Unfortunately, none of these extensive feature are available in any of the OER sources. These features were extremely useful during remote learning where I'm not there to help the students in person. Yet, these features gave real-time feedback on how the students are doing and assisting the students in solving the problem, all done automatically without needing my intervention. These are what I will miss when I start using OER texts because so far, from what I can see, they only provide the text and maybe a set of homework questions, and that's it. It is no different than the old-fashioned way when I was in college, except that these are in electronic form.

It is still months away from the start of the Fall semester, but I'm already thinking and planning ahead on how to approach this. We will definitely be back to in-person instructions, so maybe the need for all the bells and whistles of online capabilities might not be as great as it is now. Still, I'm anticipating a few hiccups as I dive into a new set of challenges in running a class.

Stay tuned....


Wednesday, April 06, 2022

Signature of Tc Inside the ARPES Pseudogap?

The physics of high-Tc superconductors (or the cuprate superconductors) continues to be elusive. After its first discovery in mid 1980's, a coherent and consistent theory on why this family of material becomes superconducting is still up for debate. There are candidate theories, but we do not have an accepted consensus as of yet.

One of the main reason for this is that this is such a rich and complex material, exhibiting so many different characteristics and puzzles. As a result, different versions of theories are competing to describe as many of the experimental results as possible. But the target is also moving. As our instrumentation improves, we are discovering new, more subtle, and more refined behavior of these material that we haven't seen before.

The existence of the so-called pseudogap in the cuprates is well-known. I've posted several articles on them. This is the gap in the single-particle spectral function that opens up well above the transition temperature Tc. In conventional superconductors, the formation of this gap coincides with Tc, below which the material becomes superconducting. However, in the cuprates, and especially in the underdoped cuprates (less oxygen doping than the optimally-doped), a gap opens up well above the Tc. The material doesn't become superconducting yet even as you lower the temperature even more. It is only when the temperature gets to Tc will the material becomes superconducting.

The origin of this pseudogap has long been debated. The posts that I had made discussed all this.

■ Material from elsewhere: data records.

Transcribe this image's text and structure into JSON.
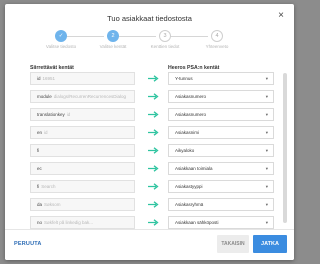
{
  "dialog": {
    "title": "Tuo asiakkaat tiedostosta",
    "close_label": "×"
  },
  "stepper": {
    "steps": [
      {
        "number": "✓",
        "label": "Valitse tiedosto",
        "state": "done"
      },
      {
        "number": "2",
        "label": "Valitse kentät",
        "state": "active"
      },
      {
        "number": "3",
        "label": "Kenttien tiedot",
        "state": "todo"
      },
      {
        "number": "4",
        "label": "Yhteenveto",
        "state": "todo"
      }
    ]
  },
  "columns": {
    "source": "Siirrettävät kentät",
    "target": "Heeros PSA:n kentät"
  },
  "rows": [
    {
      "source_key": "id",
      "source_value": "16951",
      "target": "Y-tunnus"
    },
    {
      "source_key": "module",
      "source_value": "dialogs/RecurrenRecurrencesDialog",
      "target": "Asiakasnumero"
    },
    {
      "source_key": "translationkey",
      "source_value": "id",
      "target": "Asiakasnumero"
    },
    {
      "source_key": "en",
      "source_value": "id",
      "target": "Asiakasnimi"
    },
    {
      "source_key": "fi",
      "source_value": "",
      "target": "Aikyaloko"
    },
    {
      "source_key": "ec",
      "source_value": "",
      "target": "Asiakkaan toimiala"
    },
    {
      "source_key": "fi",
      "source_value": "Search",
      "target": "Asiakastyyppi"
    },
    {
      "source_key": "da",
      "source_value": "Søksom",
      "target": "Asiakasryhmä"
    },
    {
      "source_key": "no",
      "source_value": "Søkfelt på linkedig bak...",
      "target": "Asiakkaan sähköposti"
    }
  ],
  "footer": {
    "cancel": "PERUUTA",
    "back": "TAKAISIN",
    "next": "JATKA"
  },
  "colors": {
    "primary": "#3b8ce0",
    "arrow": "#2ec4a0",
    "step_active": "#6fb4ec"
  }
}
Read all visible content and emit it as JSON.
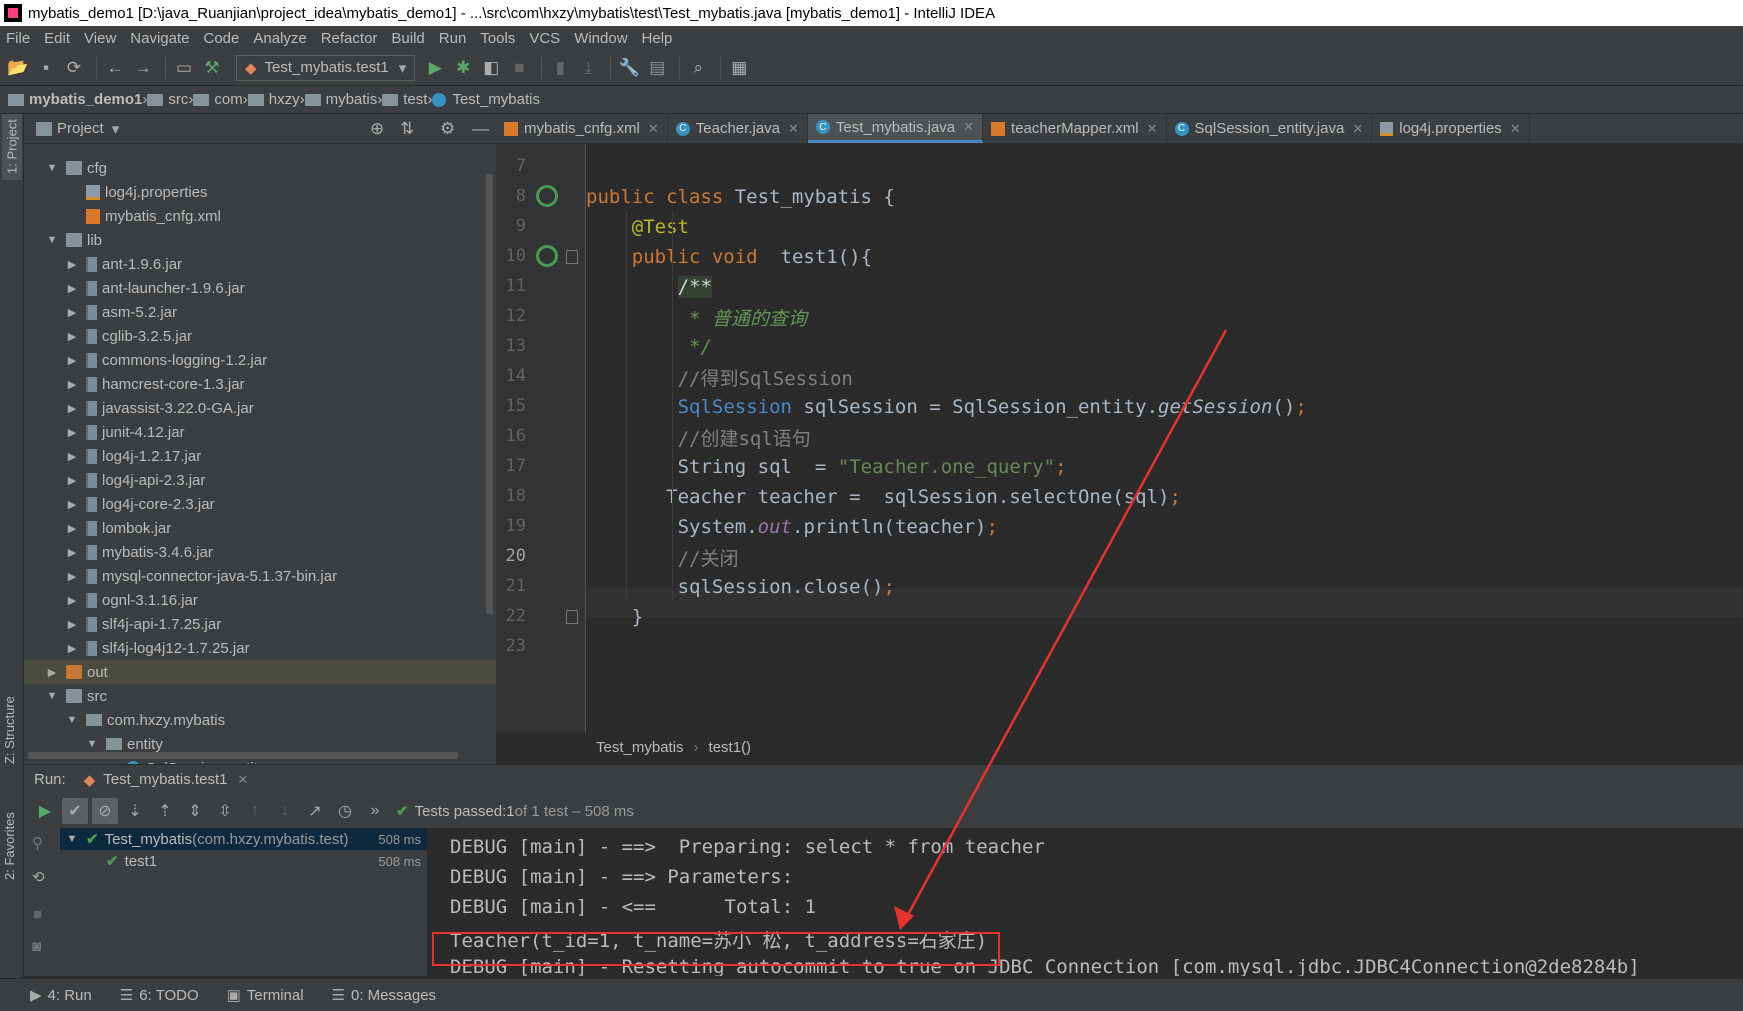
{
  "window": {
    "title": "mybatis_demo1 [D:\\java_Ruanjian\\project_idea\\mybatis_demo1] - ...\\src\\com\\hxzy\\mybatis\\test\\Test_mybatis.java [mybatis_demo1] - IntelliJ IDEA"
  },
  "menu": [
    "File",
    "Edit",
    "View",
    "Navigate",
    "Code",
    "Analyze",
    "Refactor",
    "Build",
    "Run",
    "Tools",
    "VCS",
    "Window",
    "Help"
  ],
  "toolbar": {
    "run_config": "Test_mybatis.test1"
  },
  "breadcrumb": [
    "mybatis_demo1",
    "src",
    "com",
    "hxzy",
    "mybatis",
    "test",
    "Test_mybatis"
  ],
  "side_tabs": {
    "project": "1: Project",
    "structure": "Z: Structure",
    "favorites": "2: Favorites"
  },
  "project": {
    "title": "Project",
    "tree": [
      {
        "label": "cfg",
        "indent": 1,
        "arrow": "down",
        "icon": "folder"
      },
      {
        "label": "log4j.properties",
        "indent": 2,
        "arrow": "",
        "icon": "props"
      },
      {
        "label": "mybatis_cnfg.xml",
        "indent": 2,
        "arrow": "",
        "icon": "xml"
      },
      {
        "label": "lib",
        "indent": 1,
        "arrow": "down",
        "icon": "folder"
      },
      {
        "label": "ant-1.9.6.jar",
        "indent": 2,
        "arrow": "right",
        "icon": "jar"
      },
      {
        "label": "ant-launcher-1.9.6.jar",
        "indent": 2,
        "arrow": "right",
        "icon": "jar"
      },
      {
        "label": "asm-5.2.jar",
        "indent": 2,
        "arrow": "right",
        "icon": "jar"
      },
      {
        "label": "cglib-3.2.5.jar",
        "indent": 2,
        "arrow": "right",
        "icon": "jar"
      },
      {
        "label": "commons-logging-1.2.jar",
        "indent": 2,
        "arrow": "right",
        "icon": "jar"
      },
      {
        "label": "hamcrest-core-1.3.jar",
        "indent": 2,
        "arrow": "right",
        "icon": "jar"
      },
      {
        "label": "javassist-3.22.0-GA.jar",
        "indent": 2,
        "arrow": "right",
        "icon": "jar"
      },
      {
        "label": "junit-4.12.jar",
        "indent": 2,
        "arrow": "right",
        "icon": "jar"
      },
      {
        "label": "log4j-1.2.17.jar",
        "indent": 2,
        "arrow": "right",
        "icon": "jar"
      },
      {
        "label": "log4j-api-2.3.jar",
        "indent": 2,
        "arrow": "right",
        "icon": "jar"
      },
      {
        "label": "log4j-core-2.3.jar",
        "indent": 2,
        "arrow": "right",
        "icon": "jar"
      },
      {
        "label": "lombok.jar",
        "indent": 2,
        "arrow": "right",
        "icon": "jar"
      },
      {
        "label": "mybatis-3.4.6.jar",
        "indent": 2,
        "arrow": "right",
        "icon": "jar"
      },
      {
        "label": "mysql-connector-java-5.1.37-bin.jar",
        "indent": 2,
        "arrow": "right",
        "icon": "jar"
      },
      {
        "label": "ognl-3.1.16.jar",
        "indent": 2,
        "arrow": "right",
        "icon": "jar"
      },
      {
        "label": "slf4j-api-1.7.25.jar",
        "indent": 2,
        "arrow": "right",
        "icon": "jar"
      },
      {
        "label": "slf4j-log4j12-1.7.25.jar",
        "indent": 2,
        "arrow": "right",
        "icon": "jar"
      },
      {
        "label": "out",
        "indent": 1,
        "arrow": "right",
        "icon": "folder-orange",
        "selected": true
      },
      {
        "label": "src",
        "indent": 1,
        "arrow": "down",
        "icon": "folder"
      },
      {
        "label": "com.hxzy.mybatis",
        "indent": 2,
        "arrow": "down",
        "icon": "pkg"
      },
      {
        "label": "entity",
        "indent": 3,
        "arrow": "down",
        "icon": "pkg"
      },
      {
        "label": "SqlSession_entity",
        "indent": 4,
        "arrow": "",
        "icon": "class"
      }
    ]
  },
  "editor": {
    "tabs": [
      {
        "label": "mybatis_cnfg.xml",
        "icon": "xml",
        "active": false
      },
      {
        "label": "Teacher.java",
        "icon": "class",
        "active": false
      },
      {
        "label": "Test_mybatis.java",
        "icon": "class",
        "active": true
      },
      {
        "label": "teacherMapper.xml",
        "icon": "xml",
        "active": false
      },
      {
        "label": "SqlSession_entity.java",
        "icon": "class",
        "active": false
      },
      {
        "label": "log4j.properties",
        "icon": "props",
        "active": false
      }
    ],
    "line_numbers": [
      "7",
      "8",
      "9",
      "10",
      "11",
      "12",
      "13",
      "14",
      "15",
      "16",
      "17",
      "18",
      "19",
      "20",
      "21",
      "22",
      "23"
    ],
    "current_line": "20",
    "lines": [
      {
        "indent": 0,
        "tokens": []
      },
      {
        "indent": 0,
        "tokens": [
          {
            "t": "public class ",
            "c": "kw"
          },
          {
            "t": "Test_mybatis {",
            "c": ""
          }
        ]
      },
      {
        "indent": 4,
        "tokens": [
          {
            "t": "@Test",
            "c": "ann"
          }
        ]
      },
      {
        "indent": 4,
        "tokens": [
          {
            "t": "public void ",
            "c": "kw"
          },
          {
            "t": " test1(){",
            "c": ""
          }
        ]
      },
      {
        "indent": 8,
        "tokens": [
          {
            "t": "/**",
            "c": "cmh"
          }
        ]
      },
      {
        "indent": 8,
        "tokens": [
          {
            "t": " * 普通的查询",
            "c": "cm"
          }
        ]
      },
      {
        "indent": 8,
        "tokens": [
          {
            "t": " */",
            "c": "cm"
          }
        ]
      },
      {
        "indent": 8,
        "tokens": [
          {
            "t": "//得到SqlSession",
            "c": "lc"
          }
        ]
      },
      {
        "indent": 8,
        "tokens": [
          {
            "t": "SqlSession",
            "c": "cls"
          },
          {
            "t": " sqlSession = SqlSession_entity.",
            "c": ""
          },
          {
            "t": "getSession",
            "c": "sm"
          },
          {
            "t": "()",
            "c": ""
          },
          {
            "t": ";",
            "c": "kw"
          }
        ]
      },
      {
        "indent": 8,
        "tokens": [
          {
            "t": "//创建sql语句",
            "c": "lc"
          }
        ]
      },
      {
        "indent": 8,
        "tokens": [
          {
            "t": "String sql  = ",
            "c": ""
          },
          {
            "t": "\"Teacher.one_query\"",
            "c": "str"
          },
          {
            "t": ";",
            "c": "kw"
          }
        ]
      },
      {
        "indent": 7,
        "tokens": [
          {
            "t": "Teacher teacher =  sqlSession.selectOne(sql)",
            "c": ""
          },
          {
            "t": ";",
            "c": "kw"
          }
        ]
      },
      {
        "indent": 8,
        "tokens": [
          {
            "t": "System.",
            "c": ""
          },
          {
            "t": "out",
            "c": "fld"
          },
          {
            "t": ".println(teacher)",
            "c": ""
          },
          {
            "t": ";",
            "c": "kw"
          }
        ]
      },
      {
        "indent": 8,
        "tokens": [
          {
            "t": "//关闭",
            "c": "lc"
          }
        ]
      },
      {
        "indent": 8,
        "tokens": [
          {
            "t": "sqlSession.close()",
            "c": ""
          },
          {
            "t": ";",
            "c": "kw"
          }
        ]
      },
      {
        "indent": 4,
        "tokens": [
          {
            "t": "}",
            "c": ""
          }
        ]
      },
      {
        "indent": 0,
        "tokens": []
      }
    ],
    "crumb": [
      "Test_mybatis",
      "test1()"
    ]
  },
  "run": {
    "label": "Run:",
    "tab": "Test_mybatis.test1",
    "status_prefix": "Tests passed: ",
    "status_count": "1",
    "status_suffix": " of 1 test – 508 ms",
    "tree": [
      {
        "name": "Test_mybatis",
        "pkg": " (com.hxzy.mybatis.test)",
        "time": "508 ms",
        "indent": 0
      },
      {
        "name": "test1",
        "pkg": "",
        "time": "508 ms",
        "indent": 1
      }
    ],
    "console": [
      "DEBUG [main] - ==>  Preparing: select * from teacher",
      "DEBUG [main] - ==> Parameters: ",
      "DEBUG [main] - <==      Total: 1",
      "Teacher(t_id=1, t_name=苏小 松, t_address=石家庄)",
      "DEBUG [main] - Resetting autocommit to true on JDBC Connection [com.mysql.jdbc.JDBC4Connection@2de8284b]"
    ]
  },
  "statusbar": [
    {
      "label": "4: Run",
      "icon": "play-icon"
    },
    {
      "label": "6: TODO",
      "icon": "list-icon"
    },
    {
      "label": "Terminal",
      "icon": "terminal-icon"
    },
    {
      "label": "0: Messages",
      "icon": "messages-icon"
    }
  ],
  "colors": {
    "annotation_red": "#e8322e",
    "accent_blue": "#4a88c7",
    "pass_green": "#499c54"
  }
}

However, in this new paper published in Nature (the article I linked too erroneously wrote "Science" at the time of this citation), the Z-X Shen group out of Stanford has detected the signature of Tc in the pseudogap region from ARPES measurement. But what is interesting here is that it was detected in the overdoped cuprate Bi2212.

Typically, the overdoped regime of the cuprates does not exhibit clear pseudogap signatures. When I studied a highly-overdopped Bi2212 using ARPES a long time ago, we did not detect any pseudogap at all since we saw the opening of the gap only at the bulk Tc value. Of course, this does not mean it wasn't there because it depends on the temperature resolution of our experiment. So it is rather interesting that this study decided to focus on the overdoped region where the pseudogap is more difficult to detect, as opposed to the optimally-doped or underdoped region where the pseudogap is much more obvious.

In any case, they apparently saw spectroscopic signatures of Tc within the pseudogap as the material cools down through Tc. According to them, this seems to be a strong evidence in support of a phase fluctuation (spin fluctuation?) model as the driving mechanism for superconductivity in these materials.

I tell ya, almost 40 years since its discovery, the cuprates continue to amaze and surprise us!